A strong (and healthy) showing against the Chiefs on Saturday is my impetus for this, as we saw how Breida could produce last year when given an opportunity (and when healthy). Right now this backfield is up for grabs, and when you start making dart throws in the middle rounds you may as well take a stud athlete like Breida, who averaged 5.3 Y/A on his 153 carries a year ago. Breida isn’t a “safe” pick, but he’s one of the guys I keep drafting when the running back rankings get murky. So consider the proverbial flag planted.
Honorable mentions: Josh Jacobs (RB22), Darwin Thompson (RB67)
Tyler Lockett, Seahawks (WR19)
Doug Baldwin’s retirement means that Lockett is now the unquestioned top dog in this offense. David Moore has shown flashes and D.K. Metcalf is a rookie. And while Lockett may flop in the alpha role (i.e. more defensive attention) I am still a sucker for volume. And I love Russell Wilson’s ability to extend plays and keep the ball in his hands waiting on something positive to happen. Lockett has found his way on plenty of my teams in 2019.
Curtis Samuel, Panthers (WR35)
He outplayed D.J. Moore last year and the drumbeats out of Carolina are astounding. He also has the far better ADP, as Moore is currently the WR24 per FantasyPros ADP. I don’t think either wideout is a BAD pick at ADP, but I think Samuel’s lower cost and performance last year make him the far better pick in 2019.
Honorable mentions: Josh Gordon (WR30), John Brown (WR50)
O.J. Howard, Buccaneers (TE4)
Some aren’t giving Howard his due after posting amazing Y/R and aDOT totals so far in his young career.
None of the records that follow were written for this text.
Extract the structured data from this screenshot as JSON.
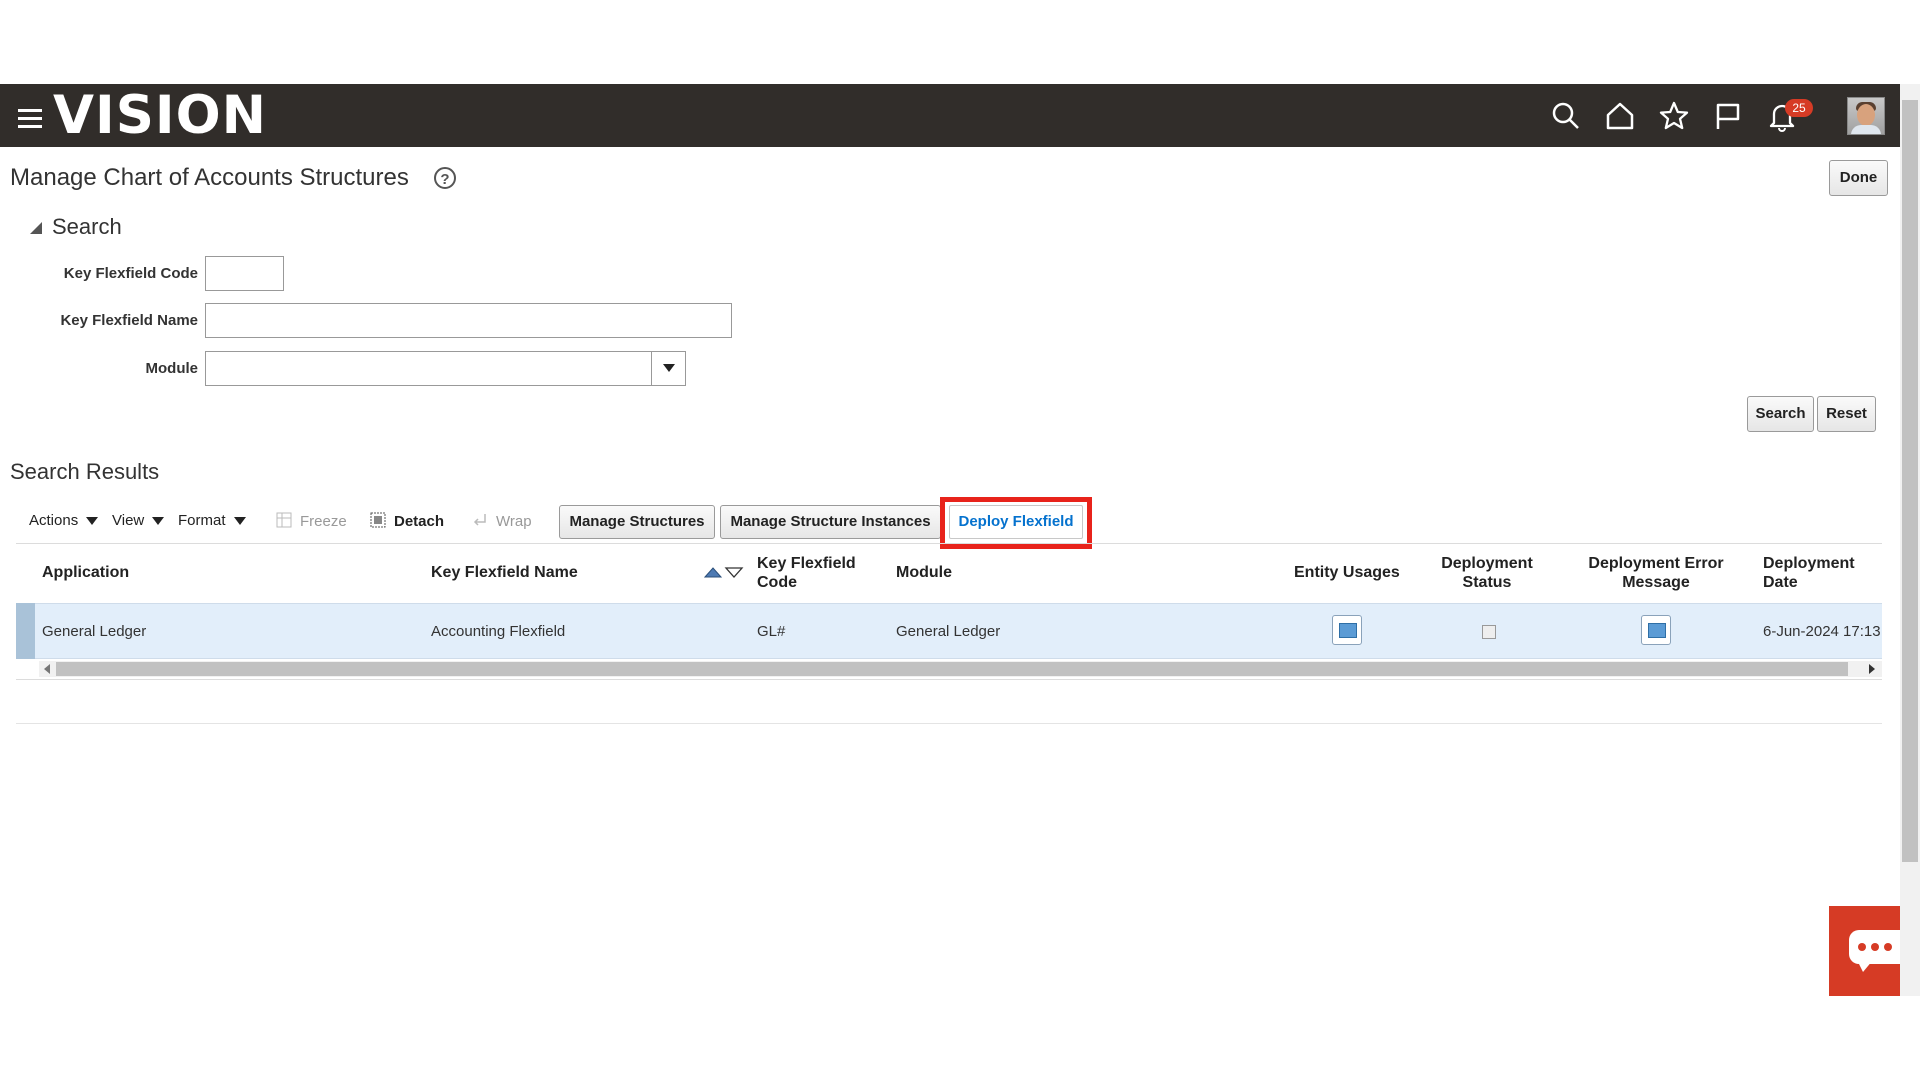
{
  "header": {
    "logo_text": "VISION",
    "notification_count": "25",
    "icons": [
      "menu-icon",
      "search-icon",
      "home-icon",
      "star-icon",
      "flag-icon",
      "bell-icon",
      "avatar"
    ],
    "bar_color": "#312d2a"
  },
  "page": {
    "title": "Manage Chart of Accounts Structures",
    "done_label": "Done"
  },
  "search": {
    "section_label": "Search",
    "fields": {
      "code_label": "Key Flexfield Code",
      "code_value": "",
      "name_label": "Key Flexfield Name",
      "name_value": "",
      "module_label": "Module",
      "module_value": ""
    },
    "search_label": "Search",
    "reset_label": "Reset"
  },
  "results": {
    "title": "Search Results",
    "toolbar": {
      "actions": "Actions",
      "view": "View",
      "format": "Format",
      "freeze": "Freeze",
      "detach": "Detach",
      "wrap": "Wrap",
      "manage_structures": "Manage Structures",
      "manage_instances": "Manage Structure Instances",
      "deploy_flexfield": "Deploy Flexfield"
    },
    "columns": {
      "application": "Application",
      "kf_name": "Key Flexfield Name",
      "kf_code_1": "Key Flexfield",
      "kf_code_2": "Code",
      "module": "Module",
      "entity_usages": "Entity Usages",
      "dep_status_1": "Deployment",
      "dep_status_2": "Status",
      "dep_error_1": "Deployment Error",
      "dep_error_2": "Message",
      "dep_date_1": "Deployment",
      "dep_date_2": "Date"
    },
    "rows": [
      {
        "application": "General Ledger",
        "kf_name": "Accounting Flexfield",
        "kf_code": "GL#",
        "module": "General Ledger",
        "deployment_date": "6-Jun-2024 17:13"
      }
    ]
  },
  "colors": {
    "highlight": "#e8231b",
    "link_blue": "#0572ce",
    "selected_row": "#e2eefa",
    "chat_widget": "#d63b25"
  }
}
He’s been a mixed bag due to injuries, but if you’re considering upside you should be ranking Howard ahead of Zach Ertz. That’s right...I said it! Tight end is such a cesspool of mediocrity that Howard should be confidently considered elite based on his ability to make splash plays. That, and the Bucs defense is suspect, as is the running game. Jameis Winston flinging it all over the yard? Evans, Howard, AND Godwin should all eat in 2019. It doesn’t take much to be an elite tight end...all Howard needs to do is stay healthy.
Darren Waller, Raiders (TE30)
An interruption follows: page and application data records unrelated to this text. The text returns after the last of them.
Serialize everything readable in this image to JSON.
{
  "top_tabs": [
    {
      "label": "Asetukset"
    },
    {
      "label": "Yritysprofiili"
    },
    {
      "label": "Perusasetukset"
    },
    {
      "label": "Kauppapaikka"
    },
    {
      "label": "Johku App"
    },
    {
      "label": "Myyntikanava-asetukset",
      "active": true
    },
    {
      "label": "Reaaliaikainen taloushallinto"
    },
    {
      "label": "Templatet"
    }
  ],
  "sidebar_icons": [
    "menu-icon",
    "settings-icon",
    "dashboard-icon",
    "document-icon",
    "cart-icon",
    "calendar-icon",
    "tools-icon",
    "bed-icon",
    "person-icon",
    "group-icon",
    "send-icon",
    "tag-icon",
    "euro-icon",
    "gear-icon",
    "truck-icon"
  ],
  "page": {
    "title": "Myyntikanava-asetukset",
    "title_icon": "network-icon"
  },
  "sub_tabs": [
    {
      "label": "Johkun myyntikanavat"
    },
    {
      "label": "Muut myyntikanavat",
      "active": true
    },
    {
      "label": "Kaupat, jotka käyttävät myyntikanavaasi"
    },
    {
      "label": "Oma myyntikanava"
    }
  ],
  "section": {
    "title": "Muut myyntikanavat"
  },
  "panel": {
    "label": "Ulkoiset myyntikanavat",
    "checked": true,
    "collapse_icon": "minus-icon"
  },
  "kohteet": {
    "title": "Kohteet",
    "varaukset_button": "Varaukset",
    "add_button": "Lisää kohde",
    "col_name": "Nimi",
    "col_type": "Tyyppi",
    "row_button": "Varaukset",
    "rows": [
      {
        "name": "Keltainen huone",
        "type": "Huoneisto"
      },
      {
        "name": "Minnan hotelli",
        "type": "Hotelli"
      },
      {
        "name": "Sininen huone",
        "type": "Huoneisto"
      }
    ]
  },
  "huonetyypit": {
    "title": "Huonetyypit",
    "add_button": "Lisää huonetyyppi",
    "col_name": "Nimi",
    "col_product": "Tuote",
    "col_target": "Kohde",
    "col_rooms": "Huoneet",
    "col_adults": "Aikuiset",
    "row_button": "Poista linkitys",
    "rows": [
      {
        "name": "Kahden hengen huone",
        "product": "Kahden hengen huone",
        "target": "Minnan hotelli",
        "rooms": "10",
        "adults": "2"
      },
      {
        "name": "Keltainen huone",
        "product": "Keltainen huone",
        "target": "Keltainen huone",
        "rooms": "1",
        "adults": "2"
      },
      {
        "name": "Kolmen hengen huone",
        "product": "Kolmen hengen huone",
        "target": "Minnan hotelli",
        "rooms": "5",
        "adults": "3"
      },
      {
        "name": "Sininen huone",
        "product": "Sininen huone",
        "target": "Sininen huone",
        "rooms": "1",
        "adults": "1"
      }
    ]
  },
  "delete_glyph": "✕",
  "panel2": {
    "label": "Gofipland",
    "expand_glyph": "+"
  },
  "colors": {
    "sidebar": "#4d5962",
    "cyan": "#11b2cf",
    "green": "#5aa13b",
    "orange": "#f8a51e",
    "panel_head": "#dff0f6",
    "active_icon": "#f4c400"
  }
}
Some people need to update their rankings! Waller as the TE30 is insane. Waller being ranked out of the top-15 tight ends is also insane. He’s the starting tight end in an offense that made Jared Cook a star a year ago. He may not have the same level of upside since Oakland added some guy named Antonio Brown, but as far as tight end is concerned I don’t see how Waller isn’t a strong TE2 option...at least! And there’s room for more, too.
Honorable mentions: Mark Andrews (TE14), Jordan Reed (TE15)
Buffalo Bills (DST 12)
The Bills open up with the Jets and Giants at home in the first two weeks of the year, and could also be viable in Week 3 against the Bengals (especially if A.J. Green is still out). You’d have to figure out Week 4 (Patriots) but Week 5 also looks nice against the the Titans. If you’re like me and you like to play for right now, the Bills should be on your radar to start the season.
Dallas Cowboys (DST 13)
In my world, we live to stream defenses. A high pick on Baltimore, for instance, seems dicey—especially when they lost plenty on that side of the ball from last year. But the Cowboys open up with the Giants in Week 1, followed by the Redskins in Week 2 and Dolphins in Week 3. Give me all that goodness for my first three weeks. I’ll worry about Week 4 when I get to it, okay? This is a worthy pick to lock down your first three weeks of the season, Zeke or no Zeke (but I think Zeke will be playing). This is the pick you make if you miss out on the Browns, who are also a popular pick due to beginning with the Titans and Jets in the first two weeks.
Honorable mentions: Los Angeles Chargers (DST 6), New England Patriots (DST 11)
Are people too...but this is a list for 10 only, and there would have been no kickers in play, anyway.